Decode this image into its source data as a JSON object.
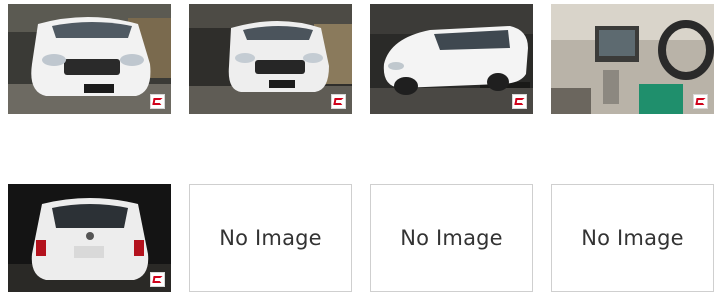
{
  "gallery": {
    "photos": [
      {
        "icon": "source-badge-icon",
        "subject": "car-front"
      },
      {
        "icon": "source-badge-icon",
        "subject": "car-front-angled"
      },
      {
        "icon": "source-badge-icon",
        "subject": "car-side"
      },
      {
        "icon": "source-badge-icon",
        "subject": "car-interior"
      },
      {
        "icon": "source-badge-icon",
        "subject": "car-rear"
      }
    ],
    "placeholders": [
      {
        "label": "No Image"
      },
      {
        "label": "No Image"
      },
      {
        "label": "No Image"
      }
    ]
  },
  "colors": {
    "badge_accent": "#d0021b",
    "placeholder_border": "#cfcfcf",
    "placeholder_text": "#333333"
  }
}
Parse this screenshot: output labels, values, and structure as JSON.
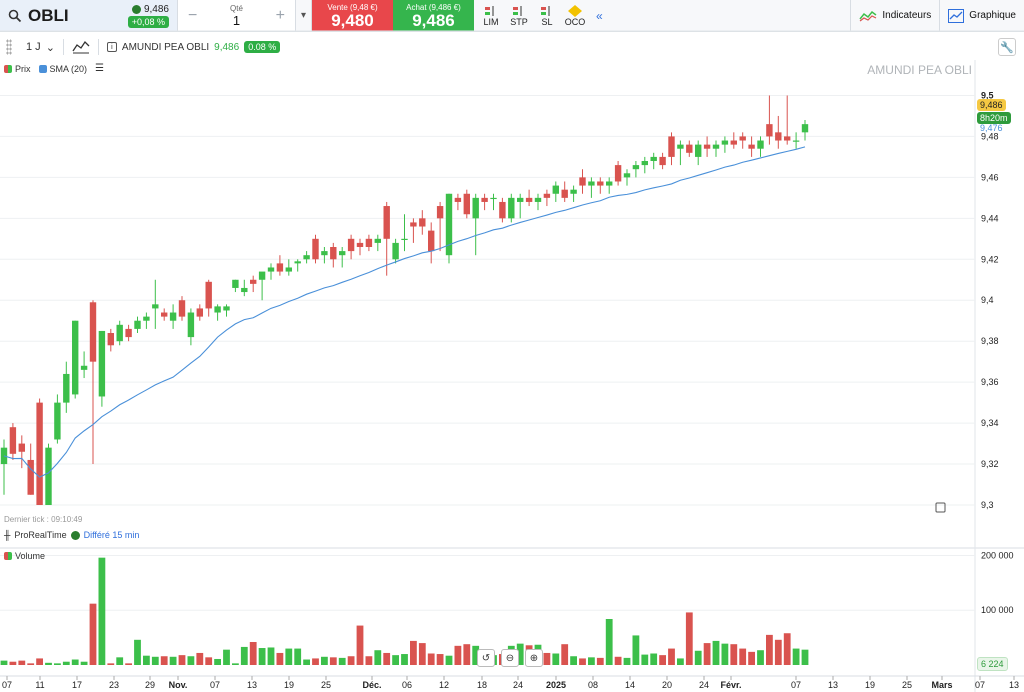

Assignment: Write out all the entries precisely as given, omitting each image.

Problem solution:
Decode this image into its source data as a JSON object.
{
  "gallery": {
    "photos": [
      {
        "icon": "source-badge-icon",
        "subject": "car-front"
      },
      {
        "icon": "source-badge-icon",
        "subject": "car-front-angled"
      },
      {
        "icon": "source-badge-icon",
        "subject": "car-side"
      },
      {
        "icon": "source-badge-icon",
        "subject": "car-interior"
      },
      {
        "icon": "source-badge-icon",
        "subject": "car-rear"
      }
    ],
    "placeholders": [
      {
        "label": "No Image"
      },
      {
        "label": "No Image"
      },
      {
        "label": "No Image"
      }
    ]
  },
  "colors": {
    "badge_accent": "#d0021b",
    "placeholder_border": "#cfcfcf",
    "placeholder_text": "#333333"
  }
}
Parse this screenshot: output labels, values, and structure as JSON.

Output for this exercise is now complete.